One of the provisions of the NALC/USPS Tentative Contract Agreement posted on November 25th, 2020 is a MOU (memorandum of understanding) eliminating MSP Scan Points (Managed Service Point Scans) no later than 60 days from the contract ratification. According to the NALC Bulletin announcing the tentative contract, the MOU reads:
MOU Re: Managed Service Point Scans – No later than 60 days from the ratification date of the 2019 collective-bargaining agreement, Managed Service Points (MSPs) will be removed from the street delivery portions of city letter carrier routes.
(It should be noted the MOU states the MSPs will be removed from the STREET DELIVERY PORTIONS, and not necessarily from the postal unit scan points.)

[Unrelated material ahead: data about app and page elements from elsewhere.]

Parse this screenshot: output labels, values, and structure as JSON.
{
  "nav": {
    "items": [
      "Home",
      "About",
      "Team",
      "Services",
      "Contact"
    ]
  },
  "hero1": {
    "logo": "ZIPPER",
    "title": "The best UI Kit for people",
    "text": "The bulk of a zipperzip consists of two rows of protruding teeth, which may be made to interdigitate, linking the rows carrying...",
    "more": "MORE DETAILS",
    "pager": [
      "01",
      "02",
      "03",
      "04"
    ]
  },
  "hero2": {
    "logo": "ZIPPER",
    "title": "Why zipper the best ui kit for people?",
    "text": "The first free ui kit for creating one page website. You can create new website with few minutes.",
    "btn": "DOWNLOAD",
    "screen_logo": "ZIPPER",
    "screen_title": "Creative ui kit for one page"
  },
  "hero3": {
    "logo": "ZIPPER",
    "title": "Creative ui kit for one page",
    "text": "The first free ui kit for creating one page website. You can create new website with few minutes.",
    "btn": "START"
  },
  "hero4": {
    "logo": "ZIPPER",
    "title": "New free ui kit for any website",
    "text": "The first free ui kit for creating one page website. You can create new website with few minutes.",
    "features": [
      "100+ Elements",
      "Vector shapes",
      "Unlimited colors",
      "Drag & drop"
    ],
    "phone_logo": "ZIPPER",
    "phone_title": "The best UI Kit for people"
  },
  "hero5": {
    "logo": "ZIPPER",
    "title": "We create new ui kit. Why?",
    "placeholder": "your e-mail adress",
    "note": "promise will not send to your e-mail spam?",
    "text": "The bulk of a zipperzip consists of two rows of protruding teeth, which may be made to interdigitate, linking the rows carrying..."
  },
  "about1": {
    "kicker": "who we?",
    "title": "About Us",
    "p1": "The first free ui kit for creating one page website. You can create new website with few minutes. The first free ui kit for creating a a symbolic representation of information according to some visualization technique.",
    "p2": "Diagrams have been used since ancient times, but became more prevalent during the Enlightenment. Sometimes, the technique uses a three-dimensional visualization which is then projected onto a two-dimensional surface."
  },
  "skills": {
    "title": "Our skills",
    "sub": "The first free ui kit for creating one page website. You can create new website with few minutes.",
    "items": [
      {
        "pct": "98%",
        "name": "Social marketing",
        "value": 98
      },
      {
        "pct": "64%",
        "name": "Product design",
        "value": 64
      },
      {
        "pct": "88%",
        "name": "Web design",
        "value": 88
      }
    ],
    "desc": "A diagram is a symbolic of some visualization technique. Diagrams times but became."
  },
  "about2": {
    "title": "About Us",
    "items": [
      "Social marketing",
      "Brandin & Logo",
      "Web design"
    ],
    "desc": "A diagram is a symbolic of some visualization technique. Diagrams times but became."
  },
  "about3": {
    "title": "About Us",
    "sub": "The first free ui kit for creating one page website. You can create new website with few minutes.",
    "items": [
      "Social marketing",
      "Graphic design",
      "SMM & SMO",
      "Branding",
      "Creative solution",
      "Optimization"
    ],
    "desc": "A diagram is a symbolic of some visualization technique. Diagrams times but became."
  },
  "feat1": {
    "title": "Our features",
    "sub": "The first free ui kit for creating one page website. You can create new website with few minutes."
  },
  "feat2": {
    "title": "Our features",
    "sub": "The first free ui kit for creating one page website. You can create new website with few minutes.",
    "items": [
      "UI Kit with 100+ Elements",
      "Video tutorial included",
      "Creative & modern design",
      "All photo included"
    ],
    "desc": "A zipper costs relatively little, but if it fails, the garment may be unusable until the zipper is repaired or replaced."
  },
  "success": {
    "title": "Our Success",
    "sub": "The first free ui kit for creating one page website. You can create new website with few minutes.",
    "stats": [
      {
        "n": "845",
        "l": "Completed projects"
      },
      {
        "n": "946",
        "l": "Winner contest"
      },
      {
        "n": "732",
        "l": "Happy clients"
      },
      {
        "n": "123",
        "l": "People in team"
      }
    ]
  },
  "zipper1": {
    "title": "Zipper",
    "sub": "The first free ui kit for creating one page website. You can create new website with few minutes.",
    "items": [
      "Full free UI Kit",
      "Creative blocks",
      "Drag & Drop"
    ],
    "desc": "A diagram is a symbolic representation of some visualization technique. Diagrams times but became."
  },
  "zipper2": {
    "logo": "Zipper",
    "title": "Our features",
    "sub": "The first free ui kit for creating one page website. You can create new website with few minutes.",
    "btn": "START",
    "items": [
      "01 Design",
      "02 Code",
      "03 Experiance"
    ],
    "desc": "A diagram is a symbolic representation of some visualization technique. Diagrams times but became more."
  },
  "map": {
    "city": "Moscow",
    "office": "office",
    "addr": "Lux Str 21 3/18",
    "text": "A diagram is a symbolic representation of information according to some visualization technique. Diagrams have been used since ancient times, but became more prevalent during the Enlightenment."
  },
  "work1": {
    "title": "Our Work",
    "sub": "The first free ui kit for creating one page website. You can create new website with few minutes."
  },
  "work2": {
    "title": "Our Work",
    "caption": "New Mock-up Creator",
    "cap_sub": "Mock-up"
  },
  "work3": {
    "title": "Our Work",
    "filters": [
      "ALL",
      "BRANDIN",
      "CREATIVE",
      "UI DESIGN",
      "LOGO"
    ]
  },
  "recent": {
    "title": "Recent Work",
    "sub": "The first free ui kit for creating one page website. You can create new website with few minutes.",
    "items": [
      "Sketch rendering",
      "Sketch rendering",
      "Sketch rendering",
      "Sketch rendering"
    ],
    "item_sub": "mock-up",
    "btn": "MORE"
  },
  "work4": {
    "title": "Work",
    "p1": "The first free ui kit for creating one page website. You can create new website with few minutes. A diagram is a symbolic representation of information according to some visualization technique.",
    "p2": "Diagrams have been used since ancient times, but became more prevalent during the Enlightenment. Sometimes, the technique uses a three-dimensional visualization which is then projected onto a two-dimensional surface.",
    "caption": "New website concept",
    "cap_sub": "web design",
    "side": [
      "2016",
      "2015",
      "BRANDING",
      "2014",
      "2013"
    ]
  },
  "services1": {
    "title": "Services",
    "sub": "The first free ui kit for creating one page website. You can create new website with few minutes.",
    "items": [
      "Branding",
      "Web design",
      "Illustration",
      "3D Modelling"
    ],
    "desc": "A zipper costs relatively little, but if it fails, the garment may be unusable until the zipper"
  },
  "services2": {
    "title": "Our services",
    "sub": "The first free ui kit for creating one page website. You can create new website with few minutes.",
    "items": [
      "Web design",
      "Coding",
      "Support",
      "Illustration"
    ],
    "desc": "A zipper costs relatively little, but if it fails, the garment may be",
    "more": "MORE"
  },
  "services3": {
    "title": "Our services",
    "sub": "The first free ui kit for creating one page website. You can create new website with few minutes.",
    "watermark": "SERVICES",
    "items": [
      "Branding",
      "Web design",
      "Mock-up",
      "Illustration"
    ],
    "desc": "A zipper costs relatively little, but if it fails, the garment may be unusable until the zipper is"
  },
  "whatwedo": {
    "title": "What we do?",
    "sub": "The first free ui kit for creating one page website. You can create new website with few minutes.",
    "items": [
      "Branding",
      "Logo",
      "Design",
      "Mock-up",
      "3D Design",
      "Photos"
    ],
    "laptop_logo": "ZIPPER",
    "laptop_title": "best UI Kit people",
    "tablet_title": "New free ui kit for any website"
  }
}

At one time, MSPs were an effective tool that allowed management to track the time and location of letter carriers along their routes. The program consisted of eight to ten barcodes placed along letter carrier routes, that when scanned by the carrier’s scanner, would record the time and location. The information was intended to improve the time of day consistency of mail delivery to customers.

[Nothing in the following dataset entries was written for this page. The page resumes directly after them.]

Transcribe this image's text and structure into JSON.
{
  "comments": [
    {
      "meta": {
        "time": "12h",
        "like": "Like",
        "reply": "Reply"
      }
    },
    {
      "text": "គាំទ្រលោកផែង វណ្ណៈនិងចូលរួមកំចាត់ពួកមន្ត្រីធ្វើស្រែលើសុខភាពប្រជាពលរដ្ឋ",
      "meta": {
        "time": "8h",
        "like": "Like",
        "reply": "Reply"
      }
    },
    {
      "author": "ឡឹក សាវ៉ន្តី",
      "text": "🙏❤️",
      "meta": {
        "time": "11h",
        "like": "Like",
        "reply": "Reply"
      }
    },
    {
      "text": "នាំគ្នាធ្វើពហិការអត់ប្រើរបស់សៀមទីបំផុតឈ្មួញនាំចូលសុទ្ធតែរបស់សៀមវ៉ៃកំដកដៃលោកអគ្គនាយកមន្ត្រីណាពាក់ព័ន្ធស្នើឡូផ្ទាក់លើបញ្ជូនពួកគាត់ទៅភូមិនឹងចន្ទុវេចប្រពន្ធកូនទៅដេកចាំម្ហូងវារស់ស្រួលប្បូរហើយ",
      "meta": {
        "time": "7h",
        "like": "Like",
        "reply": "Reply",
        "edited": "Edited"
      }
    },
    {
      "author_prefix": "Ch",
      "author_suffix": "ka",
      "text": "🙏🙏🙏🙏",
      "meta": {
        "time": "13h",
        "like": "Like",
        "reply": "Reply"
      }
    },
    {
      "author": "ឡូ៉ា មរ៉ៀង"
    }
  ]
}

But the MSP scan points were a point of frustration and contention between carriers and management, as management would often discipline carriers for missing even one scan. The contention grew more severe when the MSP scanning information became obsolete with new GPS-equipped scanners that could track the steps of every carrier throughout the day. Yet, the discipline often continued even though the data was no longer being used as intended. Certainly, the elimination of MSP scan points will be welcome news to letter carriers, and perhaps supervisors who will have one less report to conduct.